Find and copy each line of the listing below that has the word "icon" in it.

| INFORMATION SHOWN |
■ ■ ■ ■

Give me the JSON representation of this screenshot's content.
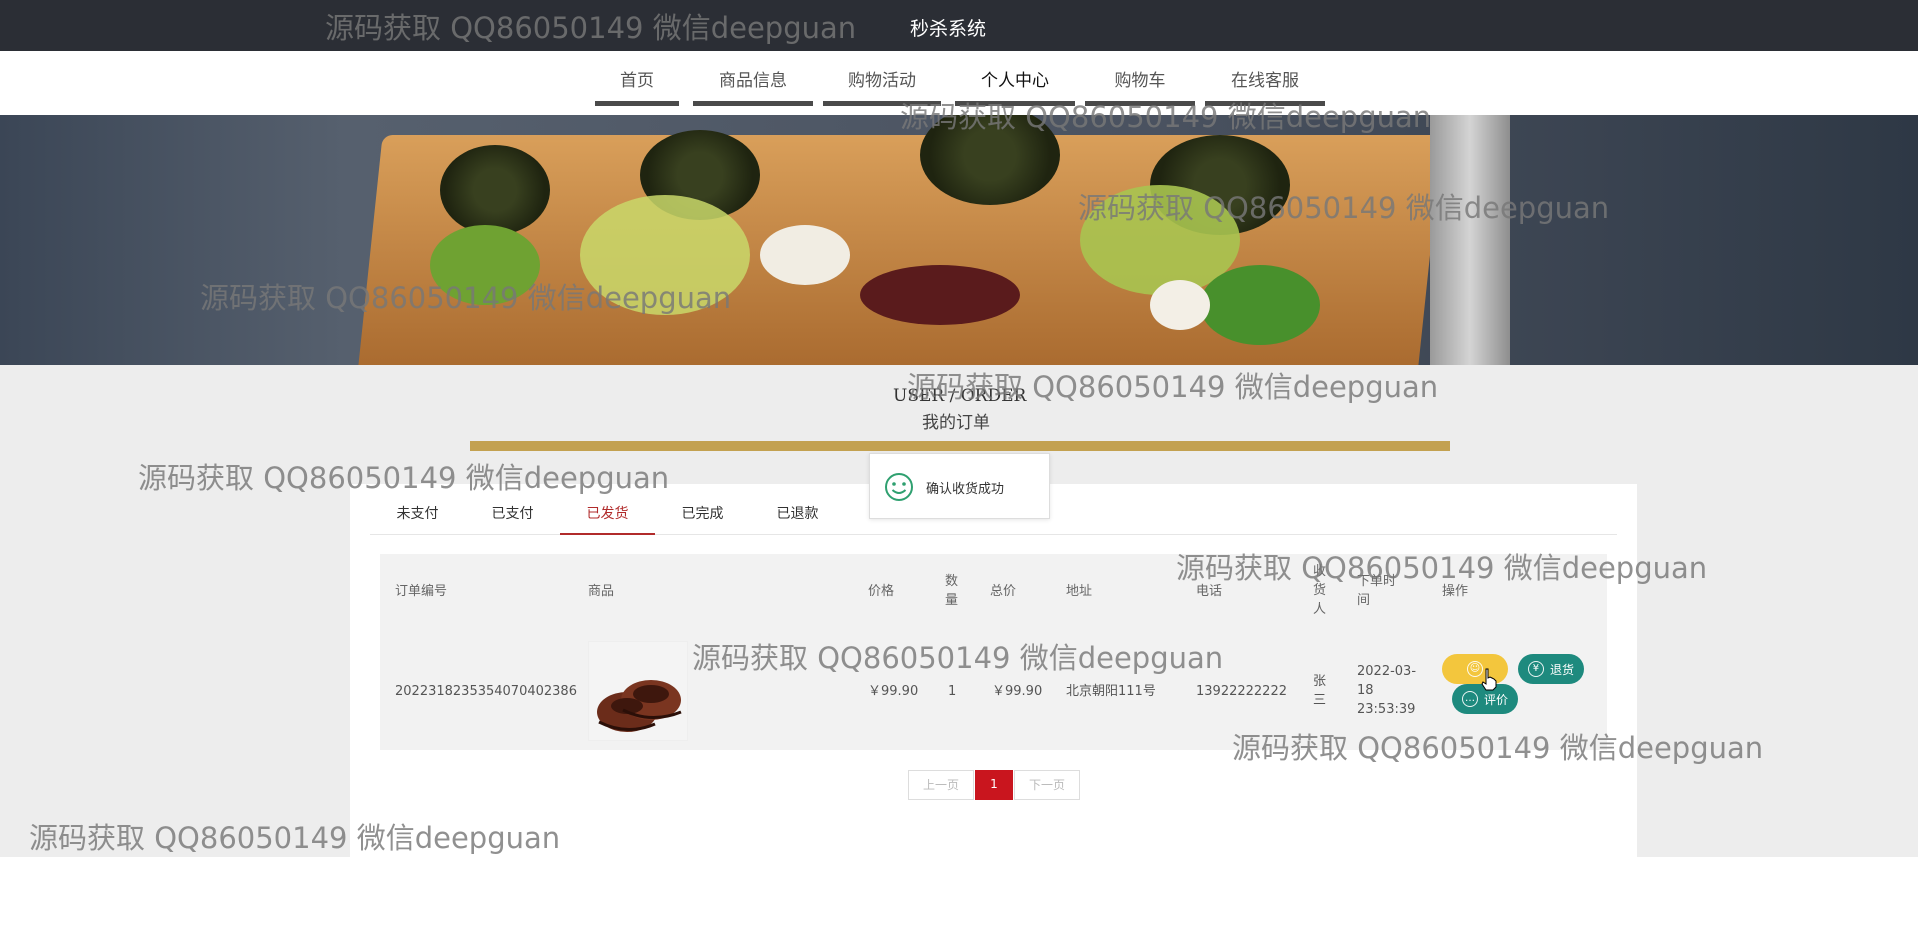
{
  "app": {
    "title": "秒杀系统"
  },
  "nav": {
    "items": [
      {
        "label": "首页"
      },
      {
        "label": "商品信息"
      },
      {
        "label": "购物活动"
      },
      {
        "label": "个人中心"
      },
      {
        "label": "购物车"
      },
      {
        "label": "在线客服"
      }
    ],
    "active": "个人中心"
  },
  "section": {
    "title_en": "USER / ORDER",
    "title_cn": "我的订单"
  },
  "toast": {
    "message": "确认收货成功"
  },
  "order_tabs": {
    "items": [
      {
        "label": "未支付"
      },
      {
        "label": "已支付"
      },
      {
        "label": "已发货"
      },
      {
        "label": "已完成"
      },
      {
        "label": "已退款"
      }
    ],
    "active": "已发货"
  },
  "table": {
    "headers": {
      "order_no": "订单编号",
      "product": "商品",
      "price": "价格",
      "quantity": "数量",
      "total": "总价",
      "address": "地址",
      "phone": "电话",
      "receiver": "收货人",
      "order_time": "下单时间",
      "actions": "操作"
    },
    "rows": [
      {
        "order_no": "2022318235354070402386",
        "product_image": "brown-leather-shoe",
        "price": "￥99.90",
        "quantity": "1",
        "total": "￥99.90",
        "address": "北京朝阳111号",
        "phone": "13922222222",
        "receiver": "张三",
        "order_time": "2022-03-18 23:53:39"
      }
    ],
    "actions": {
      "refund": "退货",
      "review": "评价"
    }
  },
  "pagination": {
    "prev": "上一页",
    "current": "1",
    "next": "下一页"
  },
  "watermark": {
    "text": "源码获取 QQ86050149 微信deepguan"
  },
  "colors": {
    "accent_gold": "#c3a150",
    "active_red": "#c9151e",
    "teal": "#1e8a7e",
    "yellow": "#f3c63d",
    "topbar": "#2b2e35"
  }
}
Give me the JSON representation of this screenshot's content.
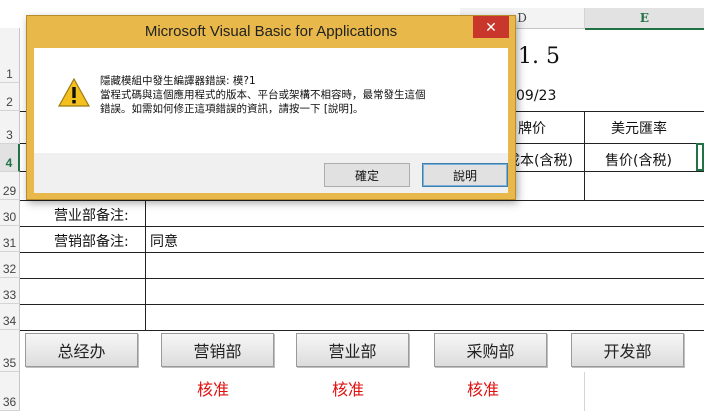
{
  "sheet": {
    "column_headers": [
      "D",
      "E"
    ],
    "row_headers": [
      "1",
      "2",
      "3",
      "4",
      "29",
      "30",
      "31",
      "32",
      "33",
      "34",
      "35",
      "36"
    ],
    "title_fragment": "1. 5",
    "date_fragment": "09/23",
    "d3": "牌价",
    "e3": "美元匯率",
    "d4": "成本(含税)",
    "e4": "售价(含税)",
    "sales_note_label": "营业部备注:",
    "marketing_note_label": "营销部备注:",
    "marketing_note_value": "同意",
    "buttons": [
      "总经办",
      "营销部",
      "营业部",
      "采购部",
      "开发部"
    ],
    "approve": [
      "核准",
      "核准",
      "核准"
    ]
  },
  "dialog": {
    "title": "Microsoft Visual Basic for Applications",
    "close": "✕",
    "message_lines": [
      "隱藏模組中發生編譯器錯誤: 模?1",
      "當程式碼與這個應用程式的版本、平台或架構不相容時，最常發生這個",
      "錯誤。如需如何修正這項錯誤的資訊，請按一下 [說明]。"
    ],
    "ok": "確定",
    "help": "說明",
    "icon": "warning-icon"
  }
}
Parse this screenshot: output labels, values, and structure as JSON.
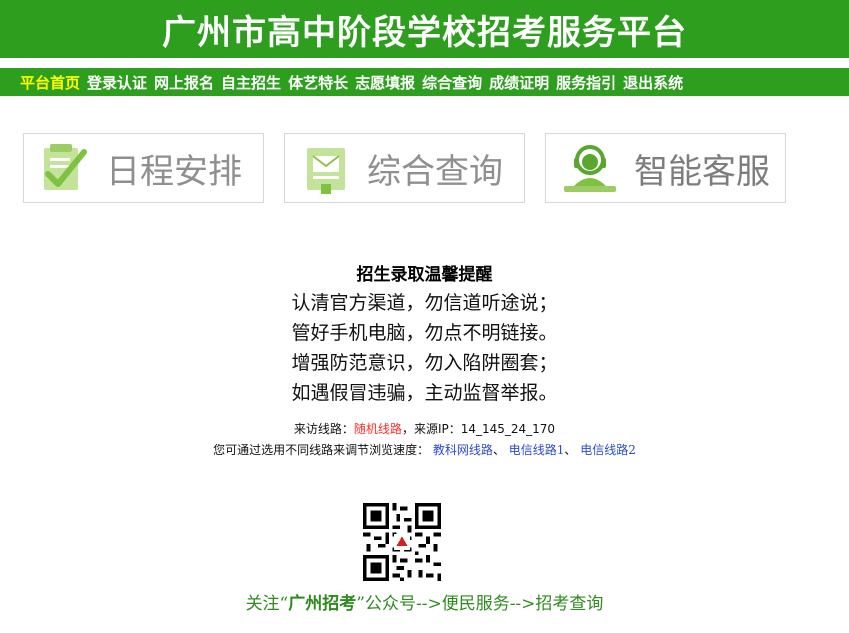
{
  "header": {
    "title": "广州市高中阶段学校招考服务平台"
  },
  "nav": {
    "items": [
      {
        "label": "平台首页",
        "active": true
      },
      {
        "label": "登录认证"
      },
      {
        "label": "网上报名"
      },
      {
        "label": "自主招生"
      },
      {
        "label": "体艺特长"
      },
      {
        "label": "志愿填报"
      },
      {
        "label": "综合查询"
      },
      {
        "label": "成绩证明"
      },
      {
        "label": "服务指引"
      },
      {
        "label": "退出系统"
      }
    ]
  },
  "tiles": {
    "schedule": {
      "label": "日程安排",
      "icon": "checklist-icon"
    },
    "query": {
      "label": "综合查询",
      "icon": "mail-document-icon"
    },
    "service": {
      "label": "智能客服",
      "icon": "customer-service-icon"
    }
  },
  "notice": {
    "title": "招生录取温馨提醒",
    "lines": [
      "认清官方渠道，勿信道听途说；",
      "管好手机电脑，勿点不明链接。",
      "增强防范意识，勿入陷阱圈套；",
      "如遇假冒违骗，主动监督举报。"
    ]
  },
  "route": {
    "prefix": "来访线路：",
    "line": "随机线路",
    "source_label": "，来源IP：",
    "ip": "14_145_24_170",
    "hint": "您可通过选用不同线路来调节浏览速度：",
    "links": [
      "教科网线路",
      "电信线路1",
      "电信线路2"
    ],
    "sep": "、"
  },
  "follow": {
    "prefix": "关注“",
    "account": "广州招考",
    "suffix": "”公众号-->便民服务-->招考查询"
  },
  "colors": {
    "brand": "#2e9e1f",
    "active_nav": "#ffff00",
    "link": "#2a4bd0",
    "alert": "#ff2a2a"
  }
}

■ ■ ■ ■

| SOLUTION TO THE EXERCISE |
    "icon": "warning-icon"
      "icon": "checklist-icon"
      "icon": "mail-document-icon"
      "icon": "customer-service-icon"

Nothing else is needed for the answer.